---- SOURCE DATA

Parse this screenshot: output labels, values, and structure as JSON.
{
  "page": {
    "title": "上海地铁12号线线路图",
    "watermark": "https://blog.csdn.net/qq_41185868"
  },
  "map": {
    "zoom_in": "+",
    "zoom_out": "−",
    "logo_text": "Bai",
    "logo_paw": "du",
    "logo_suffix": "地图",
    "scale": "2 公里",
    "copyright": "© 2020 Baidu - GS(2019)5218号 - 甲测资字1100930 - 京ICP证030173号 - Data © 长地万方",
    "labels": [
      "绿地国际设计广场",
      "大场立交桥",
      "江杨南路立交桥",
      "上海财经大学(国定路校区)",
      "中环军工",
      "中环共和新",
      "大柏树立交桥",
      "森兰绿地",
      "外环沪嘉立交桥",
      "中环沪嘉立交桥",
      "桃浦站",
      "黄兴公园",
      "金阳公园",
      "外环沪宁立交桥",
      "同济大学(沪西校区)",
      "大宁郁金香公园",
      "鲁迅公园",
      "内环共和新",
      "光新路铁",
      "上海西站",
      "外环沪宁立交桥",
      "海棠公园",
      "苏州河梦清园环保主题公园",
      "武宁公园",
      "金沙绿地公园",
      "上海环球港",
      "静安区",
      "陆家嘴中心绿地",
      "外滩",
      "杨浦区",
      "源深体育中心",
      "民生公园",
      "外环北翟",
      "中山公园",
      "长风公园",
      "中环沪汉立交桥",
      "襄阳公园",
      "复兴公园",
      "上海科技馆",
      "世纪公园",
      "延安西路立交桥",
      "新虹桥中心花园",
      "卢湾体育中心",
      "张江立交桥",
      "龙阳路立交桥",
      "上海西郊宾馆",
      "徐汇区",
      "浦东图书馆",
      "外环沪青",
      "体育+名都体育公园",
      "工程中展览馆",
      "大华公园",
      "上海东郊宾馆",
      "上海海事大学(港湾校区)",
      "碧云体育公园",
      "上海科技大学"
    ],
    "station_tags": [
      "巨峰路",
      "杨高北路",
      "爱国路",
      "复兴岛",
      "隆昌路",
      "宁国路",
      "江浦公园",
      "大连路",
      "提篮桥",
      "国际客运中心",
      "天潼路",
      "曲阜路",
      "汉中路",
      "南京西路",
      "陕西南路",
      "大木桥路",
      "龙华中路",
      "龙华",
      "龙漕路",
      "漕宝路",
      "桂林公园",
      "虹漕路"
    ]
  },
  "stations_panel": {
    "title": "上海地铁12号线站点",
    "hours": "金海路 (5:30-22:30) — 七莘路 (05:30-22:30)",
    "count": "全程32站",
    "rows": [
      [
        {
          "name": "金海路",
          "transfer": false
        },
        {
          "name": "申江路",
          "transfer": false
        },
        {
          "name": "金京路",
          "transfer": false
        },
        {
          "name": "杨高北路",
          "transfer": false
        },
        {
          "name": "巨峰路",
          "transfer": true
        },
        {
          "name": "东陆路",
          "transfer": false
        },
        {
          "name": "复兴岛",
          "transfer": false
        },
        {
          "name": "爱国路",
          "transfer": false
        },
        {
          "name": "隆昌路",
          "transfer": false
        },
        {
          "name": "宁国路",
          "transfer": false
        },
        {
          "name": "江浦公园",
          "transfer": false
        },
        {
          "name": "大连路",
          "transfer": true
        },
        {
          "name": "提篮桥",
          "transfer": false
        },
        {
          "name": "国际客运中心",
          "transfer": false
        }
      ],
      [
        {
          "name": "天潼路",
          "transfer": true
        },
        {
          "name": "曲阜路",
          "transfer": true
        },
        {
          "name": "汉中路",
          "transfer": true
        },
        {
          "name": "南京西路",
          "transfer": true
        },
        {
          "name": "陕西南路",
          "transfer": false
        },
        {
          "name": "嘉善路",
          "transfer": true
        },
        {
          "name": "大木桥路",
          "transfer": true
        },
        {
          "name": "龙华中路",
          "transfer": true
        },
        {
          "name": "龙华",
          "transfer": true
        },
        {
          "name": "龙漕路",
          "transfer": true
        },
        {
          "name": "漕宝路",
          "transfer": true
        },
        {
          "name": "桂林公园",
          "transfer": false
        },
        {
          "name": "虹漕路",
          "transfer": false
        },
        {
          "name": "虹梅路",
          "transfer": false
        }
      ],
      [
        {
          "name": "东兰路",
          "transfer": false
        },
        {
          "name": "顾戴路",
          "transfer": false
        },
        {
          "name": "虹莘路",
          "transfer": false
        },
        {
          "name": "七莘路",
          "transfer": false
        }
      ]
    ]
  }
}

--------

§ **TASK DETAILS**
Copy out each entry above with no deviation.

§ **COMPLETED EXERCISE**
Parse this screenshot: output labels, values, and structure as JSON.
{
  "page": {
    "title": "上海地铁12号线线路图",
    "watermark": "https://blog.csdn.net/qq_41185868"
  },
  "map": {
    "zoom_in": "+",
    "zoom_out": "−",
    "logo_text": "Bai",
    "logo_paw": "du",
    "logo_suffix": "地图",
    "scale": "2 公里",
    "copyright": "© 2020 Baidu - GS(2019)5218号 - 甲测资字1100930 - 京ICP证030173号 - Data © 长地万方",
    "labels": [
      "绿地国际设计广场",
      "大场立交桥",
      "江杨南路立交桥",
      "上海财经大学(国定路校区)",
      "中环军工",
      "中环共和新",
      "大柏树立交桥",
      "森兰绿地",
      "外环沪嘉立交桥",
      "中环沪嘉立交桥",
      "桃浦站",
      "黄兴公园",
      "金阳公园",
      "外环沪宁立交桥",
      "同济大学(沪西校区)",
      "大宁郁金香公园",
      "鲁迅公园",
      "内环共和新",
      "光新路铁",
      "上海西站",
      "外环沪宁立交桥",
      "海棠公园",
      "苏州河梦清园环保主题公园",
      "武宁公园",
      "金沙绿地公园",
      "上海环球港",
      "静安区",
      "陆家嘴中心绿地",
      "外滩",
      "杨浦区",
      "源深体育中心",
      "民生公园",
      "外环北翟",
      "中山公园",
      "长风公园",
      "中环沪汉立交桥",
      "襄阳公园",
      "复兴公园",
      "上海科技馆",
      "世纪公园",
      "延安西路立交桥",
      "新虹桥中心花园",
      "卢湾体育中心",
      "张江立交桥",
      "龙阳路立交桥",
      "上海西郊宾馆",
      "徐汇区",
      "浦东图书馆",
      "外环沪青",
      "体育+名都体育公园",
      "工程中展览馆",
      "大华公园",
      "上海东郊宾馆",
      "上海海事大学(港湾校区)",
      "碧云体育公园",
      "上海科技大学"
    ],
    "station_tags": [
      "巨峰路",
      "杨高北路",
      "爱国路",
      "复兴岛",
      "隆昌路",
      "宁国路",
      "江浦公园",
      "大连路",
      "提篮桥",
      "国际客运中心",
      "天潼路",
      "曲阜路",
      "汉中路",
      "南京西路",
      "陕西南路",
      "大木桥路",
      "龙华中路",
      "龙华",
      "龙漕路",
      "漕宝路",
      "桂林公园",
      "虹漕路"
    ]
  },
  "stations_panel": {
    "title": "上海地铁12号线站点",
    "hours": "金海路 (5:30-22:30) — 七莘路 (05:30-22:30)",
    "count": "全程32站",
    "rows": [
      [
        {
          "name": "金海路",
          "transfer": false
        },
        {
          "name": "申江路",
          "transfer": false
        },
        {
          "name": "金京路",
          "transfer": false
        },
        {
          "name": "杨高北路",
          "transfer": false
        },
        {
          "name": "巨峰路",
          "transfer": true
        },
        {
          "name": "东陆路",
          "transfer": false
        },
        {
          "name": "复兴岛",
          "transfer": false
        },
        {
          "name": "爱国路",
          "transfer": false
        },
        {
          "name": "隆昌路",
          "transfer": false
        },
        {
          "name": "宁国路",
          "transfer": false
        },
        {
          "name": "江浦公园",
          "transfer": false
        },
        {
          "name": "大连路",
          "transfer": true
        },
        {
          "name": "提篮桥",
          "transfer": false
        },
        {
          "name": "国际客运中心",
          "transfer": false
        }
      ],
      [
        {
          "name": "天潼路",
          "transfer": true
        },
        {
          "name": "曲阜路",
          "transfer": true
        },
        {
          "name": "汉中路",
          "transfer": true
        },
        {
          "name": "南京西路",
          "transfer": true
        },
        {
          "name": "陕西南路",
          "transfer": false
        },
        {
          "name": "嘉善路",
          "transfer": true
        },
        {
          "name": "大木桥路",
          "transfer": true
        },
        {
          "name": "龙华中路",
          "transfer": true
        },
        {
          "name": "龙华",
          "transfer": true
        },
        {
          "name": "龙漕路",
          "transfer": true
        },
        {
          "name": "漕宝路",
          "transfer": true
        },
        {
          "name": "桂林公园",
          "transfer": false
        },
        {
          "name": "虹漕路",
          "transfer": false
        },
        {
          "name": "虹梅路",
          "transfer": false
        }
      ],
      [
        {
          "name": "东兰路",
          "transfer": false
        },
        {
          "name": "顾戴路",
          "transfer": false
        },
        {
          "name": "虹莘路",
          "transfer": false
        },
        {
          "name": "七莘路",
          "transfer": false
        }
      ]
    ]
  }
}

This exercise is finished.